The story behind the $10 million investment that’s launching Roadie, which is unveiling its Uber-like marketplace for the shipping industry today, begins with a shipment of broken tiles.
Serial entrepreneur Marc Gorlin was heading down from Atlanta to his place in Perdido Key, Fla. to oversee some work being done on the bathroom of his condo there, when he got the call from the guy doing his tile work.
“This tile is broken as shit,” Gorlin recalls “Glenn the tile guy” telling him. Replacement tiles would take an extra three days to ship down to Fla. from their source in Birmingham, Al., extending the job and costing Gorlin another day of work.
It was there on the overpass of I-65 heading out of Montgomery, Al. that Gorlin had the idea for what would become Roadie, a company angling to disrupt the $90 billion shipping industry in the U.S.
“I think to myself… somebody is leaving Birmingham right now and heading to Florida,” Gorlin remembers. That person, would probably be willing to pick up some tile and drop it off at Perdido Key for the promise of a little extra money, especially since they’d be making the trip anyway, he reasoned. And so, Roadie was born.
“There’s somebody leaving everywhere going everywhere all the time,” says Gorlin. “There’s this massive heat map that’s hidden under our feet that Roadie is going to reveal.”
The company’s business model has attracted high powered investors including TomorrowVentures, the investment shop from former Google chief executive Eric Schmidt; the investment arm of shipping giant UPS, UPS Strategic Enterprise Fund, and the Mellon Group.
The round was actually led by individual investor Warren Stephens, the chairman and chief executive of boutique investment bank Stephens Inc., with additional participation from the Guggenheim Partners executive chairman Alan Schwartz, and Square co-founder, Jim McKelvey.
Stephens and UPS were actually previous investors in Gorlin’s last business, the online lending company, Kabbage.
“It’s a win-win for everyone because consumers get their items delivered more efficiently using excess cargo capacity already on the road, and drivers get extra cash and other benefits in return for helping someone out,” said Court Coursey, a managing partner of TomorrowVentures who led the firm’s investment in Roadie.
The Atlanta-based Roadie has been steadily building up its market throughout the Southeastern U.S. since last summer and continued guerrilla marketing its service — initially to college students in the fall. Representatives would head to football games, festivals and other events, to drum up interest in the service prior to its official launch.

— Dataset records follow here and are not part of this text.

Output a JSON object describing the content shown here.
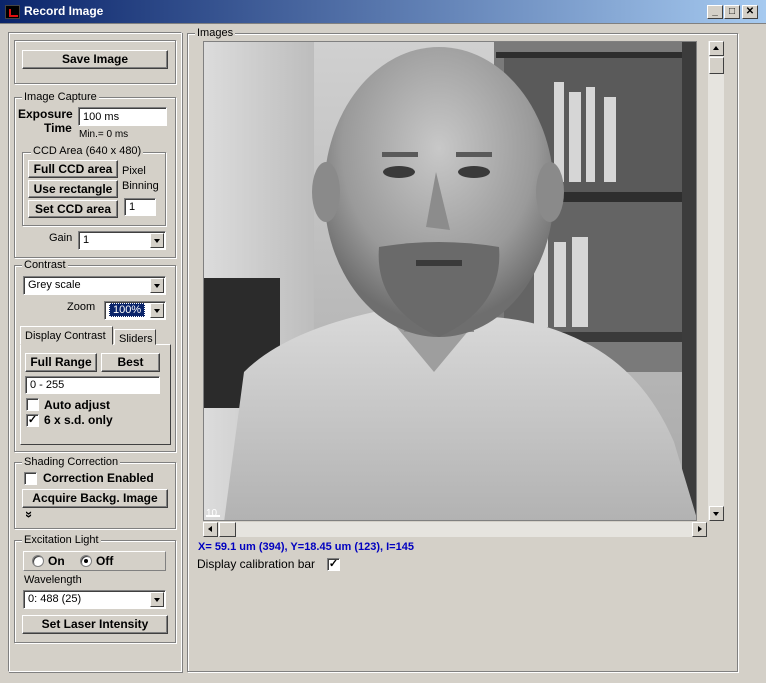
{
  "window": {
    "title": "Record Image"
  },
  "save_image_label": "Save Image",
  "image_capture": {
    "title": "Image Capture",
    "exposure_label_1": "Exposure",
    "exposure_label_2": "Time",
    "exposure_value": "100 ms",
    "min_label": "Min.= 0 ms",
    "ccd_area": {
      "title": "CCD Area (640 x 480)",
      "full_ccd": "Full CCD area",
      "use_rectangle": "Use rectangle",
      "set_ccd": "Set CCD area",
      "pixel_label": "Pixel",
      "binning_label": "Binning",
      "binning_value": "1"
    },
    "gain_label": "Gain",
    "gain_value": "1"
  },
  "contrast": {
    "title": "Contrast",
    "palette_value": "Grey scale",
    "zoom_label": "Zoom",
    "zoom_value": "100%",
    "tabs": [
      "Display Contrast",
      "Sliders"
    ],
    "full_range": "Full Range",
    "best": "Best",
    "range_value": "0 - 255",
    "auto_adjust": "Auto adjust",
    "auto_adjust_checked": false,
    "six_sd": "6 x s.d. only",
    "six_sd_checked": true
  },
  "shading": {
    "title": "Shading Correction",
    "correction_enabled": "Correction Enabled",
    "correction_checked": false,
    "acquire_background": "Acquire Backg. Image",
    "expand_glyph": "»"
  },
  "excitation": {
    "title": "Excitation Light",
    "on_label": "On",
    "off_label": "Off",
    "selected": "Off",
    "wavelength_label": "Wavelength",
    "wavelength_value": "0: 488 (25)",
    "set_laser": "Set Laser Intensity"
  },
  "images": {
    "title": "Images",
    "scale_label": "10",
    "readout": "X= 59.1 um (394), Y=18.45 um (123), I=145",
    "readout_color": "#0000c0",
    "calibration_label": "Display calibration bar",
    "calibration_checked": true,
    "vertical_scroll_position": 0.0,
    "horizontal_scroll_position": 0.0
  },
  "colors": {
    "title_bar_start": "#0a246a",
    "title_bar_end": "#a6caf0",
    "face": "#d4d0c8",
    "zoom_highlight": "#0a246a"
  },
  "icons": {
    "app": "record-image-app-icon",
    "minimize": "minimize-icon",
    "maximize": "maximize-icon",
    "close": "close-icon"
  }
}
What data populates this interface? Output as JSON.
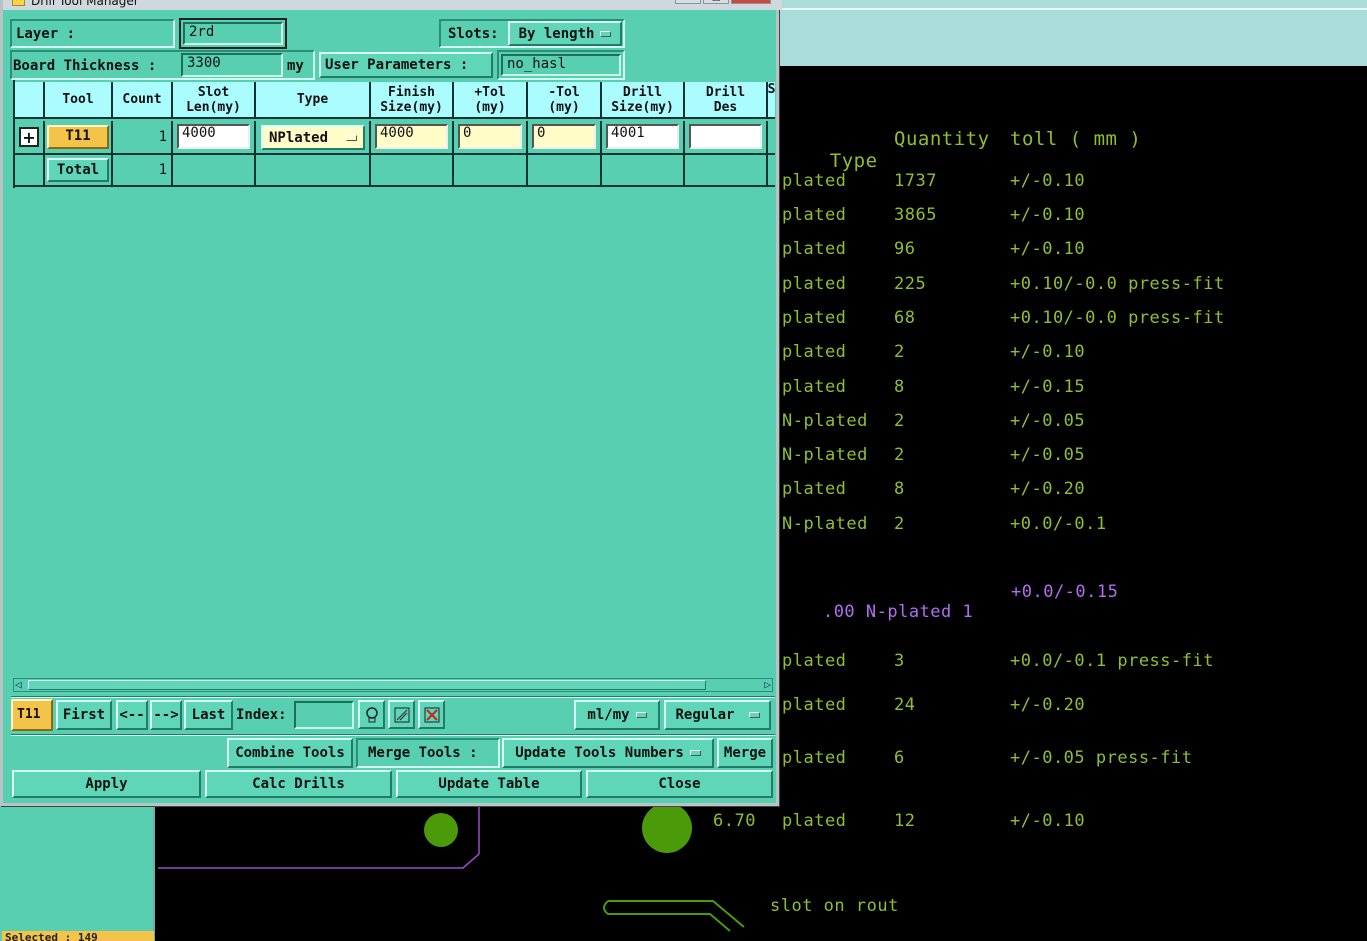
{
  "window": {
    "title": "Drill Tool Manager"
  },
  "header": {
    "layer_label": "Layer :",
    "layer_value": "2rd",
    "slots_label": "Slots:",
    "slots_value": "By length",
    "board_thickness_label": "Board Thickness :",
    "board_thickness_value": "3300",
    "board_thickness_unit": "my",
    "user_params_label": "User Parameters :",
    "user_params_value": "no_hasl"
  },
  "table": {
    "columns": [
      "Tool",
      "Count",
      "Slot Len(my)",
      "Type",
      "Finish Size(my)",
      "+Tol (my)",
      "-Tol (my)",
      "Drill Size(my)",
      "Drill Des",
      "S"
    ],
    "columns_lines": [
      [
        "Tool"
      ],
      [
        "Count"
      ],
      [
        "Slot",
        "Len(my)"
      ],
      [
        "Type"
      ],
      [
        "Finish",
        "Size(my)"
      ],
      [
        "+Tol",
        "(my)"
      ],
      [
        "-Tol",
        "(my)"
      ],
      [
        "Drill",
        "Size(my)"
      ],
      [
        "Drill",
        "Des"
      ],
      [
        "S"
      ]
    ],
    "row": {
      "tool": "T11",
      "count": "1",
      "slot_len": "4000",
      "type": "NPlated",
      "finish_size": "4000",
      "plus_tol": "0",
      "minus_tol": "0",
      "drill_size": "4001",
      "drill_des": ""
    },
    "total": {
      "label": "Total",
      "count": "1"
    }
  },
  "nav": {
    "current_tool": "T11",
    "first": "First",
    "prev": "<--",
    "next": "-->",
    "last": "Last",
    "index_label": "Index:",
    "index_value": "",
    "units": "ml/my",
    "mode": "Regular"
  },
  "actions": {
    "combine": "Combine Tools",
    "merge_tools_label": "Merge Tools :",
    "update_numbers": "Update Tools Numbers",
    "merge": "Merge",
    "apply": "Apply",
    "calc": "Calc Drills",
    "update_table": "Update Table",
    "close": "Close"
  },
  "background": {
    "header": {
      "type": "Type",
      "quantity": "Quantity",
      "toll": "toll ( mm )"
    },
    "rows": [
      {
        "type": "plated",
        "qty": "1737",
        "tol": "+/-0.10"
      },
      {
        "type": "plated",
        "qty": "3865",
        "tol": "+/-0.10"
      },
      {
        "type": "plated",
        "qty": "96",
        "tol": "+/-0.10"
      },
      {
        "type": "plated",
        "qty": "225",
        "tol": "+0.10/-0.0 press-fit"
      },
      {
        "type": "plated",
        "qty": "68",
        "tol": "+0.10/-0.0 press-fit"
      },
      {
        "type": "plated",
        "qty": "2",
        "tol": "+/-0.10"
      },
      {
        "type": "plated",
        "qty": "8",
        "tol": "+/-0.15"
      },
      {
        "type": "N-plated",
        "qty": "2",
        "tol": "+/-0.05"
      },
      {
        "type": "N-plated",
        "qty": "2",
        "tol": "+/-0.05"
      },
      {
        "type": "plated",
        "qty": "8",
        "tol": "+/-0.20"
      },
      {
        "type": "N-plated",
        "qty": "2",
        "tol": "+0.0/-0.1"
      }
    ],
    "purple_row": {
      "text": ".00 N-plated 1",
      "tol": "+0.0/-0.15"
    },
    "rows2": [
      {
        "type": "plated",
        "qty": "3",
        "tol": "+0.0/-0.1 press-fit"
      },
      {
        "type": "plated",
        "qty": "24",
        "tol": "+/-0.20"
      },
      {
        "type": "plated",
        "qty": "6",
        "tol": "+/-0.05 press-fit"
      }
    ],
    "last_row": {
      "size": "6.70",
      "type": "plated",
      "qty": "12",
      "tol": "+/-0.10"
    },
    "slot_note": "slot on rout",
    "selected": "Selected : 149",
    "colors": {
      "drill_text": "#8fbf2f",
      "purple": "#b46cf0",
      "pad": "#4a9a0a",
      "outline": "#9a4bc8"
    }
  }
}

Gorlin now claims that there are roughly 115,000 people who have already applied to be Roadie drivers. “There are literally over 70,000 people with a Roadie t-shirt in their laundry bag, for an app that’s just launching,” he says. The company also has 250 people who have beta-tested the service.
It’s a page that the serial entrepreneur and Roadie founder ripped from the Uber playbook — and it’s not the only similarity between Gorlin’s company and the behemoth breaking down taxi monopolies worldwide.
There are ancillary benefits to Roadie drivers coming soon, in addition to the ability to get paid for driving something to a place where a traveller is already heading. The company will be offering free roadside assistance to drivers, accounting for trips which can be used to write-off the mileage, and discounts at participating stores that drivers typically find dotting the rest-stops, highways and byways where the Roadie’s road may take them.
Beyond any long-haul shipping, Roadie’s founder thinks the app will be most useful for people who have an urgent, same-day need to get goods and services.
“We really think we’re ripping open a white space,” says Gorlin. “Urgency and out-of-the-box odd shaped heavier items is where we win initially; as we refine the pricing to take into account different kinds of items.”
Initially, the company is limiting the geography where people can initiate a Roadie order to eight states in the Southeast, and will expand nationwide as demand increases.
Using the app, senders post details and pictures of the items they want to send, and a Roadie driver will respond based on location and timing with the availability to deliver those items to their intended destination.
Fees are based on different factors, like the length of the trip and the time when the package needs to get delivered. Typically prices will range from $8 to $150, according to the company.
“Like the disruptive innovation Uber has brought to the transportation industry and Airbnb has brought to lodging, we see Roadie bringing a similar value to the shipper market,” said Stephens in a statement.